(WORK TASK):
Where does the word "favicon" appear in the entries below? Copy each line that holds it.
### TASK DATA
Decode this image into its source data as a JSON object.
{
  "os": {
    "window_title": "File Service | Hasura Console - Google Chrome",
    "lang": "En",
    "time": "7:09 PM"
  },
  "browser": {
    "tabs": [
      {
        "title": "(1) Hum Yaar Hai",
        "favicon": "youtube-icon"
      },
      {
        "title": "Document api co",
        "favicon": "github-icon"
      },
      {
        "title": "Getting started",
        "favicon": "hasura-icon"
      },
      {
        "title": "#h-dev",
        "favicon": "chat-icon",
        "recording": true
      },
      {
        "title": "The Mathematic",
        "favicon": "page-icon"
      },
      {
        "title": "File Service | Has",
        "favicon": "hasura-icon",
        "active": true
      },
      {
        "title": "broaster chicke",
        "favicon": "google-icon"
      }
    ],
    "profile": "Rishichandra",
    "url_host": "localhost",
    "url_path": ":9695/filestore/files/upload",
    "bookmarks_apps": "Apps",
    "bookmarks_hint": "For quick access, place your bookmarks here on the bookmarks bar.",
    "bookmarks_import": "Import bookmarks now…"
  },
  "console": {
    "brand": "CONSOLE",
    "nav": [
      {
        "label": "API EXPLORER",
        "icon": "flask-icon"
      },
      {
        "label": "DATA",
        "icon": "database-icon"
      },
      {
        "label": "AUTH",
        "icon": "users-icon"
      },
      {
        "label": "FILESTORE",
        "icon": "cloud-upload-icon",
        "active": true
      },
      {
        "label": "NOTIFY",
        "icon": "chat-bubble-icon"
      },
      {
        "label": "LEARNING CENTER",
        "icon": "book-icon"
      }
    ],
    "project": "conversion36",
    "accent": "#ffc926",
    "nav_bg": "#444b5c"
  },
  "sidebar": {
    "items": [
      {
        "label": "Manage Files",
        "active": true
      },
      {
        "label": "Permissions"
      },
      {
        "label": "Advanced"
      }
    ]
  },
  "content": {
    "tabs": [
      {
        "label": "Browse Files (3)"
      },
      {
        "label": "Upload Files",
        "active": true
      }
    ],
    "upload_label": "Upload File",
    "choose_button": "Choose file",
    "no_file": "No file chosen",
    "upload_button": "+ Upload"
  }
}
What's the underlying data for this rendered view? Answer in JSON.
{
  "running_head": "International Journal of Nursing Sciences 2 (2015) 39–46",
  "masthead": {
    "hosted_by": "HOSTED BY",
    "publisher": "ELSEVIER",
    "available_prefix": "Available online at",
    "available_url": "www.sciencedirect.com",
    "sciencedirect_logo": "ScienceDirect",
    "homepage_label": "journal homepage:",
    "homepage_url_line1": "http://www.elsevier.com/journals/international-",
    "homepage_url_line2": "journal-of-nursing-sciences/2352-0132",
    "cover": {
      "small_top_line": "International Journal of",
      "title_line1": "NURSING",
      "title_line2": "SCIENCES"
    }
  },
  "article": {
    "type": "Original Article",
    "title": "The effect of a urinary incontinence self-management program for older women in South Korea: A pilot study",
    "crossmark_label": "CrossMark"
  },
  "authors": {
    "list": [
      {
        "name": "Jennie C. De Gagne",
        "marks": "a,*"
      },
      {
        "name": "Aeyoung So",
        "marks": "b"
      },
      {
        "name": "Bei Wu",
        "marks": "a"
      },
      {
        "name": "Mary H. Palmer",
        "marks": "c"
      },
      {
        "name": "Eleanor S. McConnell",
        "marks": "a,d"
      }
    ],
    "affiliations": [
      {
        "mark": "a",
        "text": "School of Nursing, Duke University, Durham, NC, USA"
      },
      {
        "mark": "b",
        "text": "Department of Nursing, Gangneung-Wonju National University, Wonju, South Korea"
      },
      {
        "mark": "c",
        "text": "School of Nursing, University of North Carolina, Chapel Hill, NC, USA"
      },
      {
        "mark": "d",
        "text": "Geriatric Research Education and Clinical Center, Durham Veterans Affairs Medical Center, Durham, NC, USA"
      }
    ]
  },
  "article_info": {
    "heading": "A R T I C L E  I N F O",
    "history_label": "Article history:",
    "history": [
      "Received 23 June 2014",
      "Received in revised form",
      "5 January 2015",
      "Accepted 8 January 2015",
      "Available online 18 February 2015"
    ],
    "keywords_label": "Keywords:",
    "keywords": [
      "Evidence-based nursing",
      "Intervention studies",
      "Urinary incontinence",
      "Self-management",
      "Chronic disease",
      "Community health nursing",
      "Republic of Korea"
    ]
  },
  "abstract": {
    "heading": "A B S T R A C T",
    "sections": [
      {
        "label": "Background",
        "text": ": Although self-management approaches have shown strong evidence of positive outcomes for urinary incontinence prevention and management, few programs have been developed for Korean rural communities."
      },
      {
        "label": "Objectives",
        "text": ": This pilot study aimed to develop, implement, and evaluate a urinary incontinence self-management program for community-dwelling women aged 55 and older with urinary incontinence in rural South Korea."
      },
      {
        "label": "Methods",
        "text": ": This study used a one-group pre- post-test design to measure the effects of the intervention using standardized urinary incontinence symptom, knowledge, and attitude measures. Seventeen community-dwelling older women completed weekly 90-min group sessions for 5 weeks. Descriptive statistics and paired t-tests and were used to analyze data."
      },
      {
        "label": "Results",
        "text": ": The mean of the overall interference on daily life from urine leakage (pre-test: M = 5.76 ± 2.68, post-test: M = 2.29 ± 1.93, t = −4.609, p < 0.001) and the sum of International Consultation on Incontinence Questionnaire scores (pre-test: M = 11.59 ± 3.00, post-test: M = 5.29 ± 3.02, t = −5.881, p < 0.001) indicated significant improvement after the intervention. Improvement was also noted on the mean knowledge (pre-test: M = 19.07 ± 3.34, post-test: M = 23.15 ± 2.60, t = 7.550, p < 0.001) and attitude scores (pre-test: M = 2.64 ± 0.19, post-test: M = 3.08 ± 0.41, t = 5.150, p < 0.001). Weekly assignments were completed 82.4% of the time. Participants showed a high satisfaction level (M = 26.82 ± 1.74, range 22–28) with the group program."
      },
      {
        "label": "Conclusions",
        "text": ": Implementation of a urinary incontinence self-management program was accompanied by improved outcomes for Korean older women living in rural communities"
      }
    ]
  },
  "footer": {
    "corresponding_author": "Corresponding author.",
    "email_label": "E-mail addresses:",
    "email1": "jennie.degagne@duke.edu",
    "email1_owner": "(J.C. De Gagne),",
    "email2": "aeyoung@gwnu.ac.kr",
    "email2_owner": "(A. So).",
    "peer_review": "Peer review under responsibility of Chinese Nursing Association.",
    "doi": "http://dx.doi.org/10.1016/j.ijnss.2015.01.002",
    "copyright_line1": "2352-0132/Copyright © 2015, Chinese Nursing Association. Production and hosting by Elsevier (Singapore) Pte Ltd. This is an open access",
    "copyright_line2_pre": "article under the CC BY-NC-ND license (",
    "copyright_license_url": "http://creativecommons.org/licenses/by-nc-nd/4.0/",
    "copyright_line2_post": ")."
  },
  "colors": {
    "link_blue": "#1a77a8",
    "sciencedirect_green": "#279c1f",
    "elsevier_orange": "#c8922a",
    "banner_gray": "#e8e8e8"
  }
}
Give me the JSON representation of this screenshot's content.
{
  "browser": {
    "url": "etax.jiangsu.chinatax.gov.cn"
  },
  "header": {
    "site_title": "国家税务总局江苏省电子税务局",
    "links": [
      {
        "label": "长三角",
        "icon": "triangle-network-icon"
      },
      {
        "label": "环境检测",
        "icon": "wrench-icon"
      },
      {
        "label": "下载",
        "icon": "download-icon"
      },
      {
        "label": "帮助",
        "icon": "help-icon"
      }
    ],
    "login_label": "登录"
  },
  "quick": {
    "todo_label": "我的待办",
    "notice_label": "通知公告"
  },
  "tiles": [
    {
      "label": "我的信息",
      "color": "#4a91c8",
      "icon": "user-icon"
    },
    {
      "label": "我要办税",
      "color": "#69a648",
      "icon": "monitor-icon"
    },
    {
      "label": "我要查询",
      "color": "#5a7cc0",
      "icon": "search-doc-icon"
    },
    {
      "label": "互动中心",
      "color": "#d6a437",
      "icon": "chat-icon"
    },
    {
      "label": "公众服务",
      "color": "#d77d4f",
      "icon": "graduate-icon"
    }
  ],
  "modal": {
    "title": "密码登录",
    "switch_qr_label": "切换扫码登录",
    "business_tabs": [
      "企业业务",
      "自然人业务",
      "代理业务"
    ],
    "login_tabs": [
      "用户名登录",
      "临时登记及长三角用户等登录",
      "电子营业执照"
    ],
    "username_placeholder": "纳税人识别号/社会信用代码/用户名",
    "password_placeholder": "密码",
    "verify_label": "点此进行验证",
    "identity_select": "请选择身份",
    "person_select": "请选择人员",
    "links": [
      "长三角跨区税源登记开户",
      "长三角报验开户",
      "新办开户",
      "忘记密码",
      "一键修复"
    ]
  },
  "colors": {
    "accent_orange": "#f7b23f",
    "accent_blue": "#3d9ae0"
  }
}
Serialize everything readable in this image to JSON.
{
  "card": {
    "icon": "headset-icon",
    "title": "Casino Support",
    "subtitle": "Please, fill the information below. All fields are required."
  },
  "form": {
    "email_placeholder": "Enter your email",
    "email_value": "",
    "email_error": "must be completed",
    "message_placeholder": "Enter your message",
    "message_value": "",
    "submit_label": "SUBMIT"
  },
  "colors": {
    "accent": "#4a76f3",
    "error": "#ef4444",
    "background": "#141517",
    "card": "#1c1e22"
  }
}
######
(WRITTEN SOLUTION):
        "favicon": "youtube-icon"
        "favicon": "github-icon"
        "favicon": "hasura-icon"
        "favicon": "chat-icon",
        "favicon": "page-icon"
        "favicon": "hasura-icon",
        "favicon": "google-icon"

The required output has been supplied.